“The greatest trick the Devil ever pulled was convincing the world he didn’t exist,” says Kevin Spacey’s Keyser Söze in 1996’s The Usual Suspects. It was, writes Tracy Robey at racked.com, a vision of evil – hidden in plain sight and wearing utterly forgettable clothes – “that captured pop culture’s imagination”.
Trumping other 1990s takes on Satan, such as Liz Hurley’s vampish temptress in Bedazzled and the slickly attired corporate Al Pacino in The Devil’s Advocate, this insight about the banality of evil was a far cry from increasingly laughable takes on the Devil that had so often held centre stage in the West.

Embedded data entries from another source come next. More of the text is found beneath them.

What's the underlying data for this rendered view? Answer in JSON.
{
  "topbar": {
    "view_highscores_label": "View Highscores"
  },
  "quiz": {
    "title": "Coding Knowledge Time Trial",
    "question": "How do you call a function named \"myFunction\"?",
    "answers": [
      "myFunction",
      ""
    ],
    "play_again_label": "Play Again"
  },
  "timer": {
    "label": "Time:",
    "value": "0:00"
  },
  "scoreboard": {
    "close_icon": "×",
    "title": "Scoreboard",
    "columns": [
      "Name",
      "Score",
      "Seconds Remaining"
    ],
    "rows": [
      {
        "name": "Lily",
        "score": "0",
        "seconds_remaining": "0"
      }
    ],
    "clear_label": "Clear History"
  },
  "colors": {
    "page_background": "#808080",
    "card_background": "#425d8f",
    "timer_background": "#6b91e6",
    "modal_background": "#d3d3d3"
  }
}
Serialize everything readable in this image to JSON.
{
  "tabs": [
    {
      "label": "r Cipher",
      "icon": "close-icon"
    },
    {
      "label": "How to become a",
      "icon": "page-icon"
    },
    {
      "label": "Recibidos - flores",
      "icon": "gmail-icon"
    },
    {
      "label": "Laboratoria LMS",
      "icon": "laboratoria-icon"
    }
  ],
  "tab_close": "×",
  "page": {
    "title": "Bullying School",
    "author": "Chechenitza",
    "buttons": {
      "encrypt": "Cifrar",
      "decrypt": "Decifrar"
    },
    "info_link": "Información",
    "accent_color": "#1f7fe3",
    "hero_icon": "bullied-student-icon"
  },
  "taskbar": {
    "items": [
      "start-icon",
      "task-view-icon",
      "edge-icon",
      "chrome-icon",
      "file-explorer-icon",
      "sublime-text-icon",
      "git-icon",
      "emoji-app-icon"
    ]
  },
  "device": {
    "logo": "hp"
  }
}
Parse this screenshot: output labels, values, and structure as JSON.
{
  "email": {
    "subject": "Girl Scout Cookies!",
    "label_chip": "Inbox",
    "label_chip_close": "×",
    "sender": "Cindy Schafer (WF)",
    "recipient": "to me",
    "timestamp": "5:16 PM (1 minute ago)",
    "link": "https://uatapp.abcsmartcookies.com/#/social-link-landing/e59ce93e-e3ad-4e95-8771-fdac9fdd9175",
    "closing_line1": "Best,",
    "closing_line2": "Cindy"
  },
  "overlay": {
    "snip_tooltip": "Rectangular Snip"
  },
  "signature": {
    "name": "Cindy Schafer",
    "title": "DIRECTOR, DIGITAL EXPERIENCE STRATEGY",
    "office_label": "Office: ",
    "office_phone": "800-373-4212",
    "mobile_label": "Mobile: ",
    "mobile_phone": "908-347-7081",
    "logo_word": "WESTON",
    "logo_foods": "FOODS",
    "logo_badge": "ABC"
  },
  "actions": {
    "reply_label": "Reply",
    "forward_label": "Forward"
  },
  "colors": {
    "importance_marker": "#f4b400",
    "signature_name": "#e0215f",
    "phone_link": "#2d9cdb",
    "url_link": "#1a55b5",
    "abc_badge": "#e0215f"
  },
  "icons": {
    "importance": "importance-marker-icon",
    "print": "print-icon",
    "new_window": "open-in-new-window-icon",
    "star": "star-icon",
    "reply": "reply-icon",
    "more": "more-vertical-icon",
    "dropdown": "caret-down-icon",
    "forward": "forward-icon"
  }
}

As Ropey writes in ‘How Tights Took the Devil From Terrifying Demon to Mustachioed Prankster’, tellings and retellings of the Faust story had seen popular depictions of the Devil shift from being “the ugly and terrifying Enemy of Man and God in the Renaissance to a Renaissance tights-wearing chopped ham spokesperson in the 20th Century”.
The Devil of the medieval and Renaissance imagination, Ropey writes, was a monstrous figure, though in early versions of the Faust story he, or at least his earthy representative Mephistopheles, was typically described, at least by Protestant authors during the era of the Wars of Religion, as taking the form of a monk.
As the story of Faust mutated from a Renaissance fable, via Goethe’s play, to Charles Gounod’s 1859 romantic opera, the appearance of Mephistopheles transformed while remaining true to the story’s Renaissance setting.
“Once brought to the stage, the charming yet infernal nature of Mephistopheles could not be left to the imagination of the audience, and so the signature look of the 19th-Century Devil was born,” Ropey explains.
“Whether in publicity photos of opera singers or in the advertisements for deviled ham, coffee, and Tabasco sauce, the Devil was a goateed and moustachioed man dressed in an all-red Renaissance costume,” she writes, noting how this absurd way of imagining the Devil fed into popular scepticism.
“In the wake of the Renaissance, scientific revolution, and enlightenment, people started to think that the idea of the Devil was at best superstitious and at worst ridiculous. To modern people, the idea of a man that personified evil roaming around the Earth in Renaissance tights was increasingly out of step with how they understood evil,” she writes, noting how risqué devil costumes were sported by the likes of Anita Ekberg from the 1950s on. “Reduced to humour on one side and titillation on the other, old Mephistopheles became ridiculous and deeply unscary.”
Not that our sense that real evil comes from ourselves is any excuse for us to play down the reality of the Devil, as Pope Francis constantly reminds us.
Fittingly enough for a Jesuit disciple of the great Romano Guardini, the Pope constantly warns his flock of the threat posed by the Devil, as even a cursory google search shows: ‘You can’t dialogue with Devil’, ‘Pope Francis says the Devil is behind anti-Christian persecution’, ‘013 warnings from Pope Francis on man’s oldest foe, the Devil’, ‘Pray to archangels for protection from Devil’, ‘Being Catholic means daily battle against the Devil’ and so on.
Even three years ago, in a washingtonpost.com piece, Anthony Faiola could write: “Largely under the radar…Francis has not only dwelled far more on Satan in sermons and speeches than his recent predecessors have, but also sought to rekindle the Devil’s image as a supernatural entity with the forces of evil at his beck and call.
It will be interesting to see what Bellarmine University’s Greg Hillis – @gregkhillis on Twitter – makes of this in his ‘Satan’ entry in next spring’s A Pope Francis Lexicon.
In the meantime it’s worth giving time to this oft-overlooked aspect of what Pope Francis tries to teach us, perhaps in combination with Daniel Burke’s edition.cnn.com piece ‘The Pope’s dark night of the soul’, a fascinating essay that even two years after publication continues to shed impressive light on this remarkable, and sometimes puzzling, papacy.